Just a few years ago, the Facebook term “unfriend” was named the New Oxford American Dictionary’s verb of the year, demonstrating the omnipresence of social media.
A more recent example of how that power can be abused was the firing of a Houston-area teacher who admitted that she created a false Facebook page to even a score with one of her co-workers.
Amy Davis, an employment lawyer, says that the case of 26-year-old Spring ISD teacher Lily Chau should be a wakeup call to both public- and private-sector employers to develop and implement social media policies.
“Employers have a responsibility to protect their employees from harassment in the workplace,” says Davis. “Unfortunately, the ubiquity of social media networks means that the boundaries of the workplace have expanded almost infinitely.”
It seems Facebook, Twitter, LinkedIn and other social media have made the notion of boundaries seem as obsolete as the Edsel.
Mobile connectedness has a well-documented tendency to erode fundamental human courtesies.
Davis says that the dissolution of social boundaries and common courtesy can mean trouble for employers if a company knows, or knew, about harassment, but doesn’t take steps to stop it. That’s particularly the case if it involves sexually oriented content or is motivated by a person’s gender, race, religion or other protected status.

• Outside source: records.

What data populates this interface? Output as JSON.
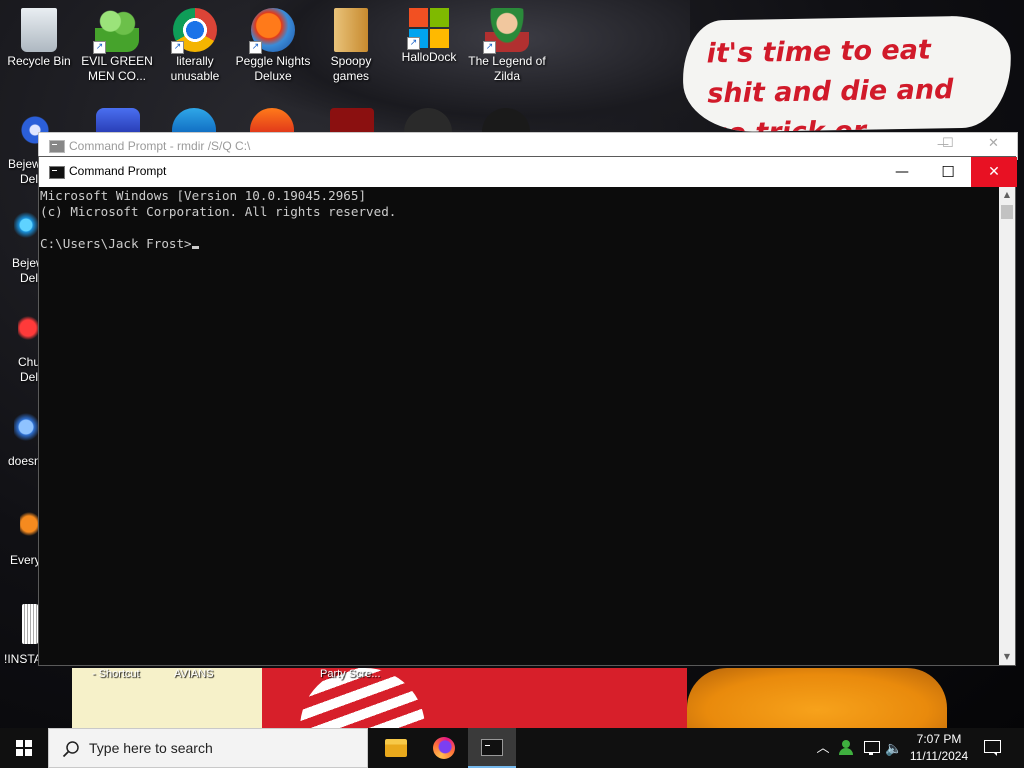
{
  "desktop": {
    "icons_top": [
      {
        "label": "Recycle Bin",
        "icon": "recycle-bin-icon"
      },
      {
        "label": "EVIL GREEN MEN CO...",
        "icon": "green-men-icon"
      },
      {
        "label": "literally unusable",
        "icon": "chrome-icon"
      },
      {
        "label": "Peggle Nights Deluxe",
        "icon": "peggle-icon"
      },
      {
        "label": "Spoopy games",
        "icon": "folder-icon"
      },
      {
        "label": "HalloDock",
        "icon": "windows-logo-icon"
      },
      {
        "label": "The Legend of Zilda",
        "icon": "zilda-icon"
      }
    ],
    "icons_left": [
      {
        "label_a": "Bejew",
        "label_b": "Del"
      },
      {
        "label_a": "Bejew",
        "label_b": "Del"
      },
      {
        "label_a": "Chu",
        "label_b": "Del"
      },
      {
        "label_a": "doesn",
        "label_b": ""
      },
      {
        "label_a": "Every",
        "label_b": ""
      },
      {
        "label_a": "!INSTA",
        "label_b": ""
      }
    ],
    "background_note": "it's time to eat shit and die and go trick or treating and vote!",
    "bottom_captions": [
      "- Shortcut",
      "AVIANS",
      "Party Scre..."
    ]
  },
  "window_back": {
    "title": "Command Prompt - rmdir /S/Q C:\\"
  },
  "window": {
    "title": "Command Prompt",
    "minimize_glyph": "—",
    "maximize_glyph": "☐",
    "close_glyph": "✕",
    "console_lines": [
      "Microsoft Windows [Version 10.0.19045.2965]",
      "(c) Microsoft Corporation. All rights reserved.",
      "",
      "C:\\Users\\Jack Frost>"
    ]
  },
  "taskbar": {
    "search_placeholder": "Type here to search",
    "apps": [
      "file-explorer-icon",
      "firefox-icon",
      "command-prompt-icon"
    ],
    "time": "7:07 PM",
    "date": "11/11/2024"
  },
  "colors": {
    "console_bg": "#0c0c0c",
    "console_text": "#cccccc",
    "close_red": "#e81123",
    "note_text": "#d11a2a"
  }
}
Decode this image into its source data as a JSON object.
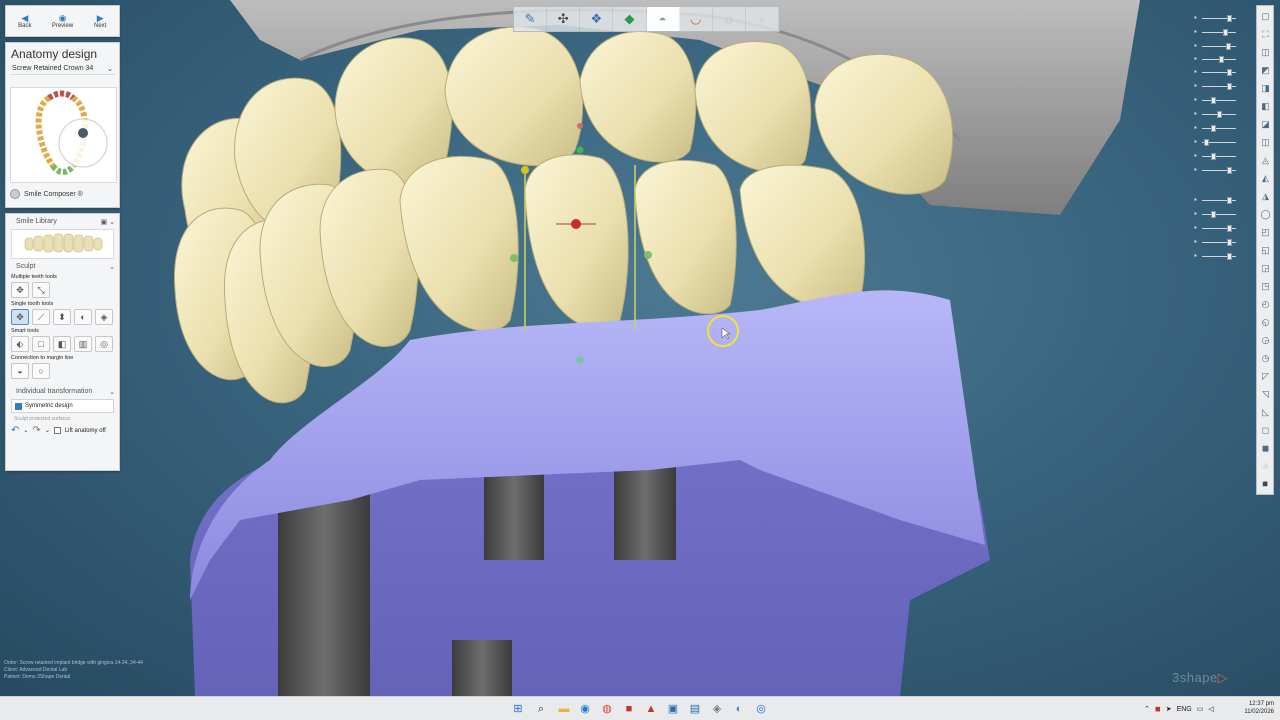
{
  "navigation": {
    "back": "Back",
    "preview": "Preview",
    "next": "Next"
  },
  "anatomy": {
    "title": "Anatomy design",
    "crown_type": "Screw Retained Crown 34",
    "smile_composer": "Smile Composer ®"
  },
  "tools": {
    "smile_library": "Smile Library",
    "sculpt": "Sculpt",
    "multiple_teeth": "Multiple teeth tools",
    "single_tooth": "Single tooth tools",
    "smart_tools": "Smart tools",
    "connection_margin": "Connection to margin line",
    "individual_transformation": "Individual transformation",
    "symmetric_design": "Symmetric design",
    "symmetric_checked": true,
    "sculpt_protected": "Sculpt protected surfaces",
    "lift_anatomy_off": "Lift anatomy off"
  },
  "colors": {
    "accent": "#2a7ec4",
    "tooth": "#ede3b5",
    "gingiva": "#a7a6f0",
    "stone": "#9c9c9c",
    "background": "#3a6680",
    "logo_mark": "#c8675f"
  },
  "top_toolbar_icons": [
    "pencil-icon",
    "expand-arrows-icon",
    "layers-icon",
    "gem-icon",
    "tooth-icon",
    "smile-icon",
    "tooth-outline-icon",
    "blank-tool-icon"
  ],
  "sliders": [
    {
      "icon": "tooth-upper-icon",
      "value": 0.82
    },
    {
      "icon": "jaw-icon",
      "value": 0.7
    },
    {
      "icon": "gum-icon",
      "value": 0.8
    },
    {
      "icon": "model-icon",
      "value": 0.55
    },
    {
      "icon": "antagonist-icon",
      "value": 0.82
    },
    {
      "icon": "scan-icon",
      "value": 0.82
    },
    {
      "icon": "lower-icon",
      "value": 0.3
    },
    {
      "icon": "gold-tooth-icon",
      "value": 0.5
    },
    {
      "icon": "implant-icon",
      "value": 0.3
    },
    {
      "icon": "crown-icon",
      "value": 0.05
    },
    {
      "icon": "bite-icon",
      "value": 0.3
    },
    {
      "icon": "margin-icon",
      "value": 0.82
    },
    {
      "icon": "screw-icon",
      "value": 0.82
    },
    {
      "icon": "abutment-icon",
      "value": 0.3
    },
    {
      "icon": "green-icon",
      "value": 0.82
    },
    {
      "icon": "gray-icon",
      "value": 0.82
    },
    {
      "icon": "pen-icon",
      "value": 0.82
    }
  ],
  "info": {
    "order": "Order: ",
    "order_value": "Screw retained implant bridge with gingiva 14-24, 34-44",
    "client": "Client: ",
    "client_value": "Advanced Dental Lab",
    "patient": "Patient: ",
    "patient_value": "Demo 3Shape Dental"
  },
  "logo": {
    "text": "3shape",
    "mark": "▷"
  },
  "taskbar": {
    "lang": "ENG",
    "time": "12:37 pm",
    "date": "11/02/2026"
  }
}
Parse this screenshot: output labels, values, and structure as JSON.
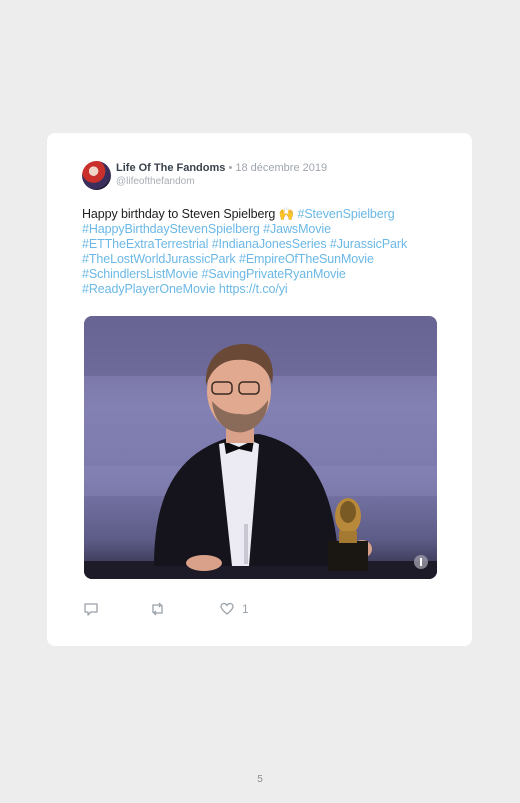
{
  "tweet": {
    "author_name": "Life Of The Fandoms",
    "date": " • 18 décembre 2019",
    "handle": "@lifeofthefandom",
    "text_prefix": "Happy birthday to Steven Spielberg ",
    "emoji": "🙌",
    "hashtags": [
      "#StevenSpielberg",
      "#HappyBirthdayStevenSpielberg",
      "#JawsMovie",
      "#ETTheExtraTerrestrial",
      "#IndianaJonesSeries",
      "#JurassicPark",
      "#TheLostWorldJurassicPark",
      "#EmpireOfTheSunMovie",
      "#SchindlersListMovie",
      "#SavingPrivateRyanMovie",
      "#ReadyPlayerOneMovie"
    ],
    "link": "https://t.co/yi",
    "like_count": "1"
  },
  "icons": {
    "reply": "reply-icon",
    "retweet": "retweet-icon",
    "like": "heart-icon",
    "info": "info-icon"
  },
  "colors": {
    "hashtag": "#6bb8e6",
    "background": "#ededed",
    "card": "#ffffff"
  },
  "page_number": "5"
}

Perhaps when Facebook-fueled incivility dies down, employers can again “friend” social media.